The journey into the next phases of pandemic management is well underway and the timing of opening of different industries is becoming clearer each week. It is good that the government has extended financial support under the Job Retention Scheme (JRS, or Furlough) and is allowing businesses to bring furloughed workers back to work on a part time basis until 31 October.

The JRS extension is welcome and will let employers ease workforces back to work as, hopefully, economic activity returns to close to pre-lockdown levels over the rest of the year.

Despite this we have seen a raft of significant redundancy announcements from big employers and a spike in unemployment claims. Many of the redundancy announcements are from businesses that haven’t ceased trading or entered administration. Those businesses are implementing business model changes in advance of the economy reopening, sadly with the cost of jobs.

I have previously advised all businesses should be reviewing their business model and strategy, reforecasting demand as best as possible, and modelling and testing the financial impact of this. This allows a judgment of the rate at which employees are brought back from furlough, or redundancies are managed.

This is REALLY hard to do, particularly if you are in a sector that will be affected by major business model changes through prolonged physical distancing, changed consumer attitudes and anti-virus measures.

High uncertainty over future demand, and financial forecasts that indicate losses and poor cashflow, means the decision to trim workforces quickly and deeply might unfortunately be necessary. Should demand pick up better than expected, re-recruitment is an easier problem to manage than running out of cash. Using JRS to manage this process is sensible but is not a long-term solution.

Finally, when looking at a workforce reduction, it is imperative that Employment Law and Human Resources specialist advice is sought. Discharging legal obligations is a must. Skilled HR professionals will also help to build a stronger, resilient, people focused business.

In summary:

  • High uncertainty of demand – you must lower your cost base to buy time
  • Funding losses through employing unproductive people is not sustainable
  • Using JRS as part of a considered plan that re-shapes your business makes sense
  • Using JRS to delay difficult decisions will distract from efforts to adapt and evolve
  • Not all decisions will be right – accept that, learn from mistakes and re-adapt as quickly as you can
  • Inaction and indecision will leave you behind your competitors and put the business and ALL of your employees in jeopardy
  • Seek competent employment law and HR advice early

The information in this blog should not be regarded as financial advice.

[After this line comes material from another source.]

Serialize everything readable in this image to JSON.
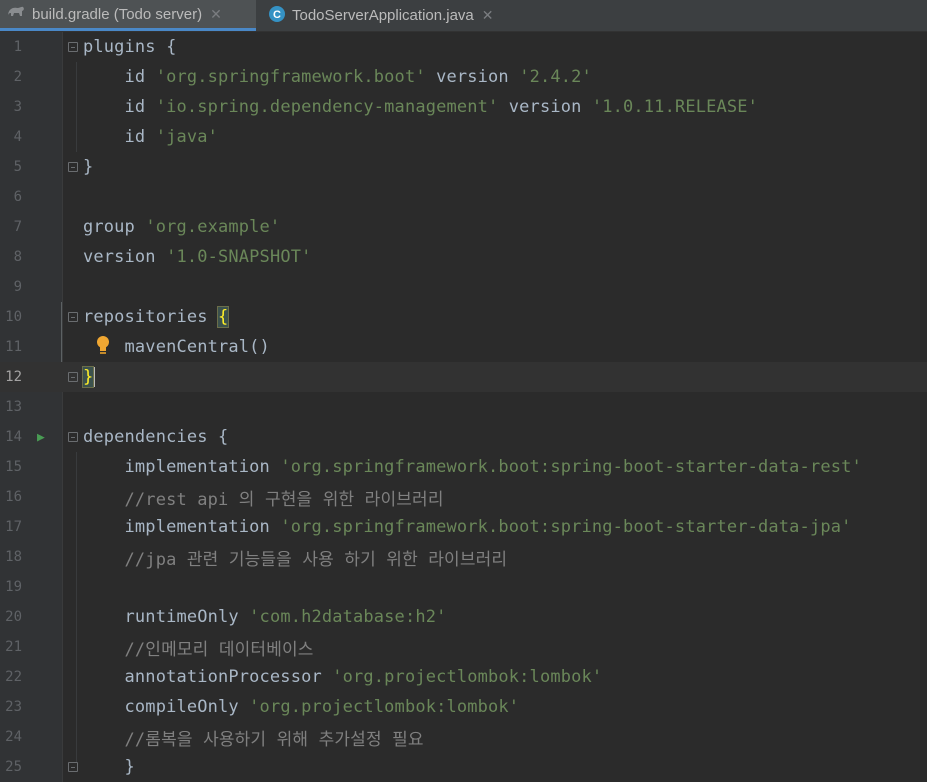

This is based on our understanding on 28 May 2020. Laws and tax rules may change in the future.